What the exercise asks
Go through the entries below and copy each line containing the word "text".

BEGIN Data supplied

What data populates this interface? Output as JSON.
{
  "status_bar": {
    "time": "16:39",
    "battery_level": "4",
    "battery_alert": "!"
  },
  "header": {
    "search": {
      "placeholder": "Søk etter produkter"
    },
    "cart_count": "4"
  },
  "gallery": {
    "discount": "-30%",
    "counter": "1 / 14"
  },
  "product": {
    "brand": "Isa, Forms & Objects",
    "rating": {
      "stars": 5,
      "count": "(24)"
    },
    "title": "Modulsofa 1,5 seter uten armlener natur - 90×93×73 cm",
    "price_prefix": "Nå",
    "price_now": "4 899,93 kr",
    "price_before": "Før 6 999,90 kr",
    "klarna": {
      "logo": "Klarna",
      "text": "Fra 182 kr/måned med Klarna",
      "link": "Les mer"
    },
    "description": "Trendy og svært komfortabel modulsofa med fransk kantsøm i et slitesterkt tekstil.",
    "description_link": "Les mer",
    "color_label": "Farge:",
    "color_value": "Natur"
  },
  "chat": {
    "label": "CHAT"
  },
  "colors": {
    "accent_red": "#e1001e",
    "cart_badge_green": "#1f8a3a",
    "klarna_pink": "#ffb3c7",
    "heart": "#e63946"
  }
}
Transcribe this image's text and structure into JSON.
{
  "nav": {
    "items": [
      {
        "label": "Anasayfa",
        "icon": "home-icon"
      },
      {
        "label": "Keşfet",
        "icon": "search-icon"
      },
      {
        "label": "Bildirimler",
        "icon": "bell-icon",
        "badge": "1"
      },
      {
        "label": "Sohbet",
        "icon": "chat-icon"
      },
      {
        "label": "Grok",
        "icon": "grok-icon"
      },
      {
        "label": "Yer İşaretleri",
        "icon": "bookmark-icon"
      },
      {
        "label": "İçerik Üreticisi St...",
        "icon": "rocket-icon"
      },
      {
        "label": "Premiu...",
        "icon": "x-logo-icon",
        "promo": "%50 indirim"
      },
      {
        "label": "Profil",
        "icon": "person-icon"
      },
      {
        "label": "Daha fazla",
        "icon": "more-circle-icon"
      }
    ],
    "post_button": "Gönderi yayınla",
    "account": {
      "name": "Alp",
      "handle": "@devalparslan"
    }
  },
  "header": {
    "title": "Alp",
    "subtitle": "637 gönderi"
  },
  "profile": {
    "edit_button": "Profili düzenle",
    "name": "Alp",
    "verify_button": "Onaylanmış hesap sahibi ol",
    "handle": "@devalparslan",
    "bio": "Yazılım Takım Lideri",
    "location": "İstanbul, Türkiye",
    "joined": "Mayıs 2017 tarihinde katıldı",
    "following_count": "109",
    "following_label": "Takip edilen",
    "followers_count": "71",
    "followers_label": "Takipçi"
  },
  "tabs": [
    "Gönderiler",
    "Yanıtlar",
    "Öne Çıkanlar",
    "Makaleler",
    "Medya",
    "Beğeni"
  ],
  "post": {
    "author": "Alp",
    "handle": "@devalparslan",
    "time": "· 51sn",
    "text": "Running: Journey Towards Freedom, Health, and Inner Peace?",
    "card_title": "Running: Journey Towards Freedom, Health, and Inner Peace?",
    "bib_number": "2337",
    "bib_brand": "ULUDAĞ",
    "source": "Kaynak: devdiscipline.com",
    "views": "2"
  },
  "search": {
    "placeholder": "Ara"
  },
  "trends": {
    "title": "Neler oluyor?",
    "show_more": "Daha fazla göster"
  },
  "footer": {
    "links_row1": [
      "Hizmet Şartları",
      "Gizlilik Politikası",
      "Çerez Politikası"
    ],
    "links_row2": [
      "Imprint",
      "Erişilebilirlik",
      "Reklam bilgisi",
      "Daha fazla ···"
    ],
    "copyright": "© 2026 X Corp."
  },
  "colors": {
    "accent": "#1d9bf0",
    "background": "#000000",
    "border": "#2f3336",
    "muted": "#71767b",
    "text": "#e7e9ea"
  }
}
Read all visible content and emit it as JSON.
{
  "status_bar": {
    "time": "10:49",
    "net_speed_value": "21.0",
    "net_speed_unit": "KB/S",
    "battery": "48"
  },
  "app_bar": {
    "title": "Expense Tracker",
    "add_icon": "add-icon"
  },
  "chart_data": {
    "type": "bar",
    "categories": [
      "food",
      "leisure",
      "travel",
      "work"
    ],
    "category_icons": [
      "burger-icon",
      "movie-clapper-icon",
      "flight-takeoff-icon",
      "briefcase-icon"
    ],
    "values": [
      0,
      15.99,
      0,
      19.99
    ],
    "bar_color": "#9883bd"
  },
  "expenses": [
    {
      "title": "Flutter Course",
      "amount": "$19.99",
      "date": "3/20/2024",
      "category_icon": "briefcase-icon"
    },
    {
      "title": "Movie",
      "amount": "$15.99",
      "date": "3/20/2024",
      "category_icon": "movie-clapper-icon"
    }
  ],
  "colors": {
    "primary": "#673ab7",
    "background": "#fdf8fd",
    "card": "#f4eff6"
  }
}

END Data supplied

Answer below
      "text": "Fra 182 kr/måned med Klarna",
Transcribe this image's text and structure into JSON.
    "text": "Running: Journey Towards Freedom, Health, and Inner Peace?",
    "text": "#e7e9ea"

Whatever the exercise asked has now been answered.